For those keeping track, that’s $2,100 more than the 2022 LX trim cost, and equipment upgrades aren’t exactly grand. While 18-inch wheels, smart key entry, and an eight-speaker stereo are big highlights, that’s about it aside from paddle shifters, sport mode, and some cosmetic bits. While the new Civic is brilliant, it’s just not great value compared to the rest of the compact car field.
This culling of the LX trim fits with Honda’s recent strategy. The CR-V crossover now starts with the Sport trim and costs a bundle more than the old model, while the HR-V subcompact crossover also moved further upmarket with its recent redesign. When production is limited, it makes sense to crank out higher-margin cars for the sake of profit. While it’s theoretically possible that some sort of entry-level Civic below the Sport trim will surface as industry shortages ease, don’t hold your breath.
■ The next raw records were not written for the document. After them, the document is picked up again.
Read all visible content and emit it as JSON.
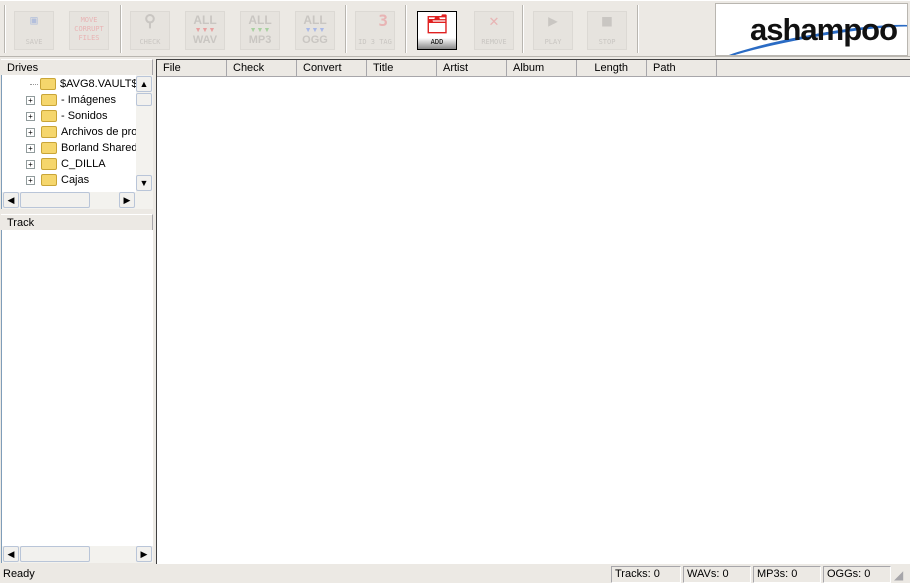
{
  "toolbar": {
    "buttons": [
      {
        "id": "save",
        "label": "SAVE",
        "icon": "floppy-icon",
        "enabled": false
      },
      {
        "id": "move",
        "label": "MOVE CORRUPT FILES",
        "icon": "",
        "enabled": false
      },
      {
        "id": "check",
        "label": "CHECK",
        "icon": "magnifier-icon",
        "enabled": false
      },
      {
        "id": "wav",
        "label": "WAV",
        "top": "ALL",
        "icon": "wav-icon",
        "enabled": false
      },
      {
        "id": "mp3",
        "label": "MP3",
        "top": "ALL",
        "icon": "mp3-icon",
        "enabled": false
      },
      {
        "id": "ogg",
        "label": "OGG",
        "top": "ALL",
        "icon": "ogg-icon",
        "enabled": false
      },
      {
        "id": "id3",
        "label": "ID 3 TAG",
        "icon": "id3-icon",
        "enabled": false
      },
      {
        "id": "add",
        "label": "ADD",
        "icon": "add-files-icon",
        "enabled": true
      },
      {
        "id": "remove",
        "label": "REMOVE",
        "icon": "remove-icon",
        "enabled": false
      },
      {
        "id": "play",
        "label": "PLAY",
        "icon": "play-icon",
        "enabled": false
      },
      {
        "id": "stop",
        "label": "STOP",
        "icon": "stop-icon",
        "enabled": false
      }
    ],
    "logo": "ashampoo"
  },
  "drives": {
    "header": "Drives",
    "items": [
      "$AVG8.VAULT$",
      "- Imágenes",
      "- Sonidos",
      "Archivos de pro",
      "Borland Shared",
      "C_DILLA",
      "Cajas"
    ]
  },
  "track": {
    "header": "Track"
  },
  "list": {
    "columns": [
      "File",
      "Check",
      "Convert",
      "Title",
      "Artist",
      "Album",
      "Length",
      "Path"
    ]
  },
  "status": {
    "text": "Ready",
    "tracks": "Tracks: 0",
    "wavs": "WAVs: 0",
    "mp3s": "MP3s: 0",
    "oggs": "OGGs: 0"
  }
}
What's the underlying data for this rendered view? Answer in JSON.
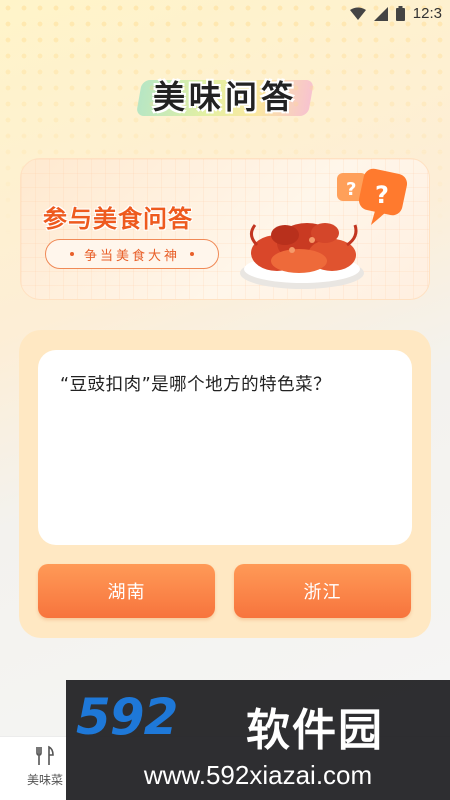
{
  "status_bar": {
    "time": "12:3"
  },
  "page_title": "美味问答",
  "banner": {
    "headline": "参与美食问答",
    "pill_text": "争当美食大神"
  },
  "quiz": {
    "question": "“豆豉扣肉”是哪个地方的特色菜？",
    "options": [
      "湖南",
      "浙江"
    ]
  },
  "tab_bar": {
    "items": [
      {
        "label": "美味菜",
        "icon": "fork-knife-icon"
      }
    ]
  },
  "watermark": {
    "logo": "592",
    "name": "软件园",
    "url": "www.592xiazai.com"
  },
  "colors": {
    "accent": "#f7743d",
    "banner_text": "#ee5a1e",
    "card_bg": "#ffe8c3"
  }
}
The 2023 Corolla Hybrid Gets A Price Cut
You know what compact car is really great value? The 2023 Toyota Corolla Hybrid. The basic LE Hybrid trim has an MSRP $1,250 cheaper than last year’s model, now costing $23,895 including a $1,095 freight charge. A big price reduction normally indicates decontenting, but the 2023 Corolla LE Hybrid actually offers more equipment than the 2022 model.
For starters, there’s a new eight-inch infotainment system with wireless Apple CarPlay and Android Auto, handy for navigating from your smartphone. What’s more, occupants front and rear can charge devices through any of four USB-C ports. Bigger 16-inch wheels replace the 15-inch wheels on the old car, and owners will get a ten-year free trial of basic telematics. Oh, and output is up 13 horsepower and 10 lb.-ft. to 134 horsepower and 156 lb.-ft. of torque.
However, things get really interesting if you’re willing to spend an extra $1,400, because then the Corolla LE Hybrid gets all-wheel-drive by virtue of a second motor on the rear axle. Power output stays the same, but this clever reactive electric all-wheel-drive system does more than just help you set off in snow. Toyota claims that it can kick in to power the rear wheels while cornering, reducing understeer. However, it does come with a fuel economy hit. While front-wheel-drive hybrid models are rated at 47 mpg combined, all-wheel-drive models are only good for 44 mpg combined. That’s still excellent, but the front-wheel-drive model’s 47 mpg combined for $23,895 is phenomenal. Either way, kudos to Toyota for keeping things cheap and cheerful.
Whelp, time to drop the lid on today’s edition of The Morning Dump. Happy Tuesday, everyone. While automakers seem reluctant to come up with good, logical naming schemes for their EVs, a vichyssoise of alphanumerics isn’t the only way forward. Think of all the dead brands scattered about the corridors of automotive history, wouldn’t some of them make great EV sub-brands? I’m wondering which dead brand you’d bring back for EVs and why.
Lead photo credit: Renault